# [Directions]
A complete and exact copy of the data below is the task.
↓↓↓
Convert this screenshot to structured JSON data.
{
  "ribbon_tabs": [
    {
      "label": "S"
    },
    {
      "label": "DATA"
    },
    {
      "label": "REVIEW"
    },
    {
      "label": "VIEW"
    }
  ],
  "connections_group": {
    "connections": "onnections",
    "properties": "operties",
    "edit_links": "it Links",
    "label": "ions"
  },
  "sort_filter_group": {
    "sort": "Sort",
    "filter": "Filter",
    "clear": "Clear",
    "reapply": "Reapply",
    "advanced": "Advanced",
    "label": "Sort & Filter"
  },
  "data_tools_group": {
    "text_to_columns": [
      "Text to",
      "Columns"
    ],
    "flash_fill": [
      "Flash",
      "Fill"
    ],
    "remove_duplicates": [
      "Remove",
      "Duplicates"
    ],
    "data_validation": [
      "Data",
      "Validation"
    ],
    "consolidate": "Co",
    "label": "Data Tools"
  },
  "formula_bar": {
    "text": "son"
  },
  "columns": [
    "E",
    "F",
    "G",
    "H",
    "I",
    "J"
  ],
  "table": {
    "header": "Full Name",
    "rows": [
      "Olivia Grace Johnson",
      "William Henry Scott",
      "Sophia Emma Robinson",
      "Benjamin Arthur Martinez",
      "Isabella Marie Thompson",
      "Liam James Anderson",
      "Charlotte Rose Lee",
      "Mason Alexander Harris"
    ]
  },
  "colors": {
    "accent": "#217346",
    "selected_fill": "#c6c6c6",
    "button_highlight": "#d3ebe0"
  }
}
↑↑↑
# [Response to the exercise]
Convert this screenshot to structured JSON data.
{
  "ribbon_tabs": [
    {
      "label": "S"
    },
    {
      "label": "DATA"
    },
    {
      "label": "REVIEW"
    },
    {
      "label": "VIEW"
    }
  ],
  "connections_group": {
    "connections": "onnections",
    "properties": "operties",
    "edit_links": "it Links",
    "label": "ions"
  },
  "sort_filter_group": {
    "sort": "Sort",
    "filter": "Filter",
    "clear": "Clear",
    "reapply": "Reapply",
    "advanced": "Advanced",
    "label": "Sort & Filter"
  },
  "data_tools_group": {
    "text_to_columns": [
      "Text to",
      "Columns"
    ],
    "flash_fill": [
      "Flash",
      "Fill"
    ],
    "remove_duplicates": [
      "Remove",
      "Duplicates"
    ],
    "data_validation": [
      "Data",
      "Validation"
    ],
    "consolidate": "Co",
    "label": "Data Tools"
  },
  "formula_bar": {
    "text": "son"
  },
  "columns": [
    "E",
    "F",
    "G",
    "H",
    "I",
    "J"
  ],
  "table": {
    "header": "Full Name",
    "rows": [
      "Olivia Grace Johnson",
      "William Henry Scott",
      "Sophia Emma Robinson",
      "Benjamin Arthur Martinez",
      "Isabella Marie Thompson",
      "Liam James Anderson",
      "Charlotte Rose Lee",
      "Mason Alexander Harris"
    ]
  },
  "colors": {
    "accent": "#217346",
    "selected_fill": "#c6c6c6",
    "button_highlight": "#d3ebe0"
  }
}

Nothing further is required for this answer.